This dish is from the Peruvian Andes. It also goes by other names in the north of Argentina, Chile and Bolivia, with the addition of their own unique flavors. You may read more about this speciality here.
AFQ: Tell us about your new Peru Gastronomy magazine “La Cueva de Dominguez”
Cecilia: The magazine La Cueva de Dominguez, has the precedent of being born as a Peru Gastronomic blog in January of 2013. Initially we only published recipes, we suggested a Menu of the Day and placed news and events from around the world related to gastronomy. Mae Rivera, was in charge running the blog on a daily basis. As time went on and we started making our own gastronomic events, related to Peruvian Cuisine. These were celebrated in a party atmosphere, approximately every three months.
Over time, we thought it was necessary to relate Gastronomy with the culture of the people, Tourism and World Destinations, in order to make the product more attractive for both sponsors and consumers. This was obviously a bigger project and that’s how the idea of producing a print magazine was born. One that has interesting visual information, its own articles and those of journalists and partners scattered around the world.
La Cueva de Domínguez, was launched on January 7th 2016, with the expectation to cross our borders and become a first hand reference and informative guide, for travel, trends and gastronomy lovers.
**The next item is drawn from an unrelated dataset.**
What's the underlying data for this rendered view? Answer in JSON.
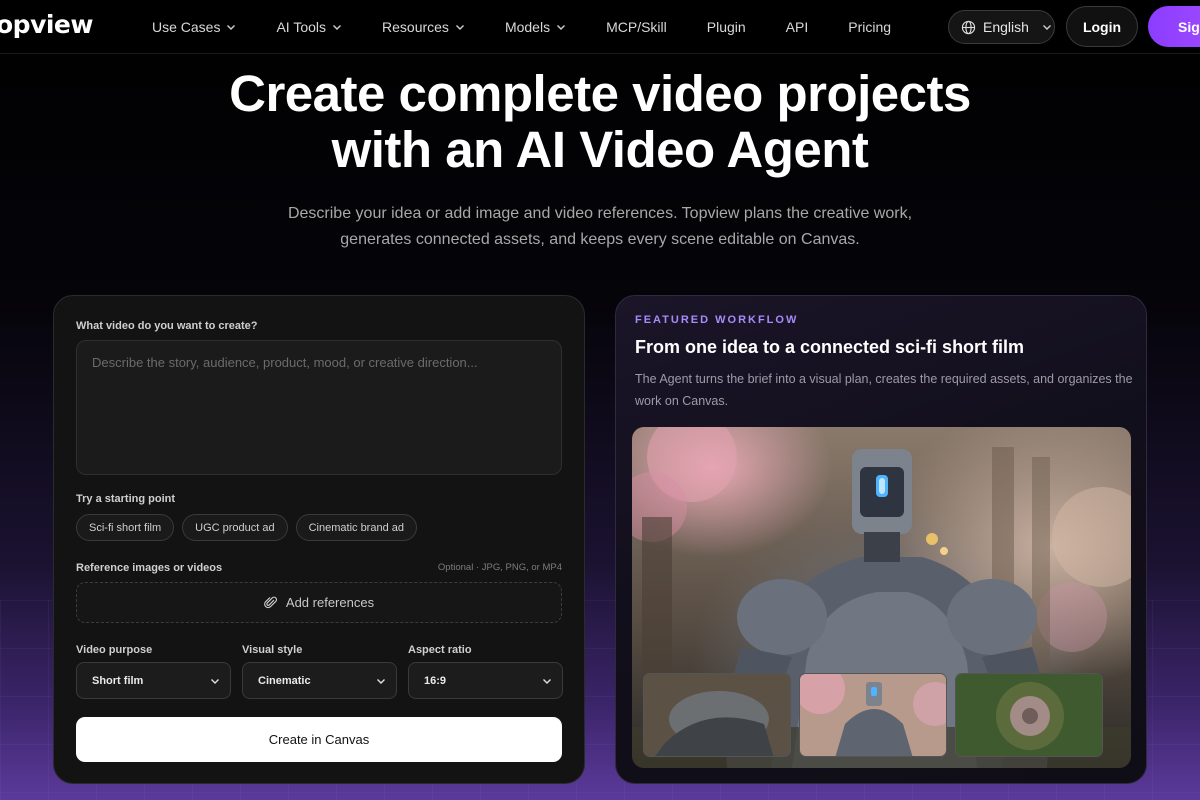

Rosemary is a writer, culinary explorer, and digital nomad. Together with her partner, Claire, they created Authentic Food Quest to help people find the best local food on their travels. For over 5 years they have eaten their way through South America, Southeast Asia, Europe, and North America while sharing the best local food experiences on their website. Authentic Food Quest has been featured on top publications such as Huffington Post, Business Insider, and Honest Cooking. Rosemary and Claire are also authors of Authentic Food Quest Argentina and Authentic Food Quest Peru, available on Amazon. Prior to creating Authentic Food Quest, Rosemary worked as a strategy director in advertising for over 15 years.